(Beginning of Data to use)
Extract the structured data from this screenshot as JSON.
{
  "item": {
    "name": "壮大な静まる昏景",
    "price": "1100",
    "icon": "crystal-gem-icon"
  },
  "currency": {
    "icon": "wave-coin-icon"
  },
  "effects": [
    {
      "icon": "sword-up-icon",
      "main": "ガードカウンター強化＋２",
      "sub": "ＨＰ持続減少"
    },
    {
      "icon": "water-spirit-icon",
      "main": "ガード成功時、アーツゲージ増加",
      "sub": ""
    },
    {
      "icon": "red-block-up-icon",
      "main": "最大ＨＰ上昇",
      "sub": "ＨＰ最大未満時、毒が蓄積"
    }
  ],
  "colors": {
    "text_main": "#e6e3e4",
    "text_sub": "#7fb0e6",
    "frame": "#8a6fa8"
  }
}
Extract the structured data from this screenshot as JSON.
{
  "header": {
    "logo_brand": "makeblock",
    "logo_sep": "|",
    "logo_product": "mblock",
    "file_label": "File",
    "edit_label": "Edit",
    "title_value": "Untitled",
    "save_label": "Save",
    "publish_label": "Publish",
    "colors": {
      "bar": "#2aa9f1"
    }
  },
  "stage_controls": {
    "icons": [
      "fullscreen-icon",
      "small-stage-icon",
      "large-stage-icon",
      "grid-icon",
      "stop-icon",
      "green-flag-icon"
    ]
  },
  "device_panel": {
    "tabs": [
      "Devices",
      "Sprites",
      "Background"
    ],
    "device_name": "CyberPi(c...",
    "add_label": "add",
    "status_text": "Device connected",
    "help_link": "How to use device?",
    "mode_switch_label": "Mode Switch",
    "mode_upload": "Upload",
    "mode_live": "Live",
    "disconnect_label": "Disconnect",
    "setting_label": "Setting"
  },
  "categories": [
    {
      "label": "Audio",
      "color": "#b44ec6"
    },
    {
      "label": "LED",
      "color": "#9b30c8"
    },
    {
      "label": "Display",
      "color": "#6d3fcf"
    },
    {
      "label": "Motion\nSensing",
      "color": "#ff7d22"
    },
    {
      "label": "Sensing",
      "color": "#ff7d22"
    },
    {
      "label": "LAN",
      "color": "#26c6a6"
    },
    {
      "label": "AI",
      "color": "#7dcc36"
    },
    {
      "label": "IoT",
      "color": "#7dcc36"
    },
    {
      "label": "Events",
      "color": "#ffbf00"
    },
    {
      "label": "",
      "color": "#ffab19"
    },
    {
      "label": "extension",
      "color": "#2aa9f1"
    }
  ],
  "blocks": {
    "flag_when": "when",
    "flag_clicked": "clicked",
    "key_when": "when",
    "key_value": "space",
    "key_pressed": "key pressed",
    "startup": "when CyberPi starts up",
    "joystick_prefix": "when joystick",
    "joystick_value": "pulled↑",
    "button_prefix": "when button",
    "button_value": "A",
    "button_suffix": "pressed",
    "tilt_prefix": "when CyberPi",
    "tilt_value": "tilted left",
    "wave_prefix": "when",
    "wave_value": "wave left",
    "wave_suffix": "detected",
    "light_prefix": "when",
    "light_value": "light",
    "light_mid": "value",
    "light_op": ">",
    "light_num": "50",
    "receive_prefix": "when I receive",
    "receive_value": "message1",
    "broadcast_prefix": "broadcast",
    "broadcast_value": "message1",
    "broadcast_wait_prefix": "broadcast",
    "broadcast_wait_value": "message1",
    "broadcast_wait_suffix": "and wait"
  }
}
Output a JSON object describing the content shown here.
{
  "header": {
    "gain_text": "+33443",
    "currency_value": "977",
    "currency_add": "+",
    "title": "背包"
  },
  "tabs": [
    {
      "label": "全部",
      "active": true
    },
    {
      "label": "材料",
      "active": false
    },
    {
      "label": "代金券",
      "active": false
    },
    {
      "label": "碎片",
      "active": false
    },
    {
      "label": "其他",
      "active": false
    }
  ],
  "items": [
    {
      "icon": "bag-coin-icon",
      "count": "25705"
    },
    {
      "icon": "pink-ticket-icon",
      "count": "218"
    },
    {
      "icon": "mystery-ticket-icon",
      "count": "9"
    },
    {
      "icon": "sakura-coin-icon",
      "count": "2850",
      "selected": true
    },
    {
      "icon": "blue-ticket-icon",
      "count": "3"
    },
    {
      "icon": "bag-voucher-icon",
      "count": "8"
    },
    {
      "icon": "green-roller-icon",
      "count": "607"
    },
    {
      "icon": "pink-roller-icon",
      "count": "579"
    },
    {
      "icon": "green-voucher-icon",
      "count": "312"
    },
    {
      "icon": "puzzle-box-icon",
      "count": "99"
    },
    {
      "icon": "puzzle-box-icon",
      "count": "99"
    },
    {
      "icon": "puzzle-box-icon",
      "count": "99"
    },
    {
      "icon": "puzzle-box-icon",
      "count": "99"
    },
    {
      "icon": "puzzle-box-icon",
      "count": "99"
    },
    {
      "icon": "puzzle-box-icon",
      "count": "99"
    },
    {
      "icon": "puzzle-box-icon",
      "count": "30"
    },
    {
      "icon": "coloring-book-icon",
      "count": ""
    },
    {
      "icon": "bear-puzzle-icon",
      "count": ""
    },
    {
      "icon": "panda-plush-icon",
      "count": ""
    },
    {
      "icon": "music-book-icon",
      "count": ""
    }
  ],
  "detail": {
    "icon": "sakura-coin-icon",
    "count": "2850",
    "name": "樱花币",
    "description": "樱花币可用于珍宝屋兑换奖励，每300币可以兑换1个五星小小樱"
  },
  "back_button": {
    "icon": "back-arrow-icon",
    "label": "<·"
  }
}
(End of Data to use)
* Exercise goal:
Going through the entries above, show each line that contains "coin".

* Exercise solution:
    "icon": "wave-coin-icon"
      "icon": "bag-coin-icon",
      "icon": "sakura-coin-icon",
    "icon": "sakura-coin-icon",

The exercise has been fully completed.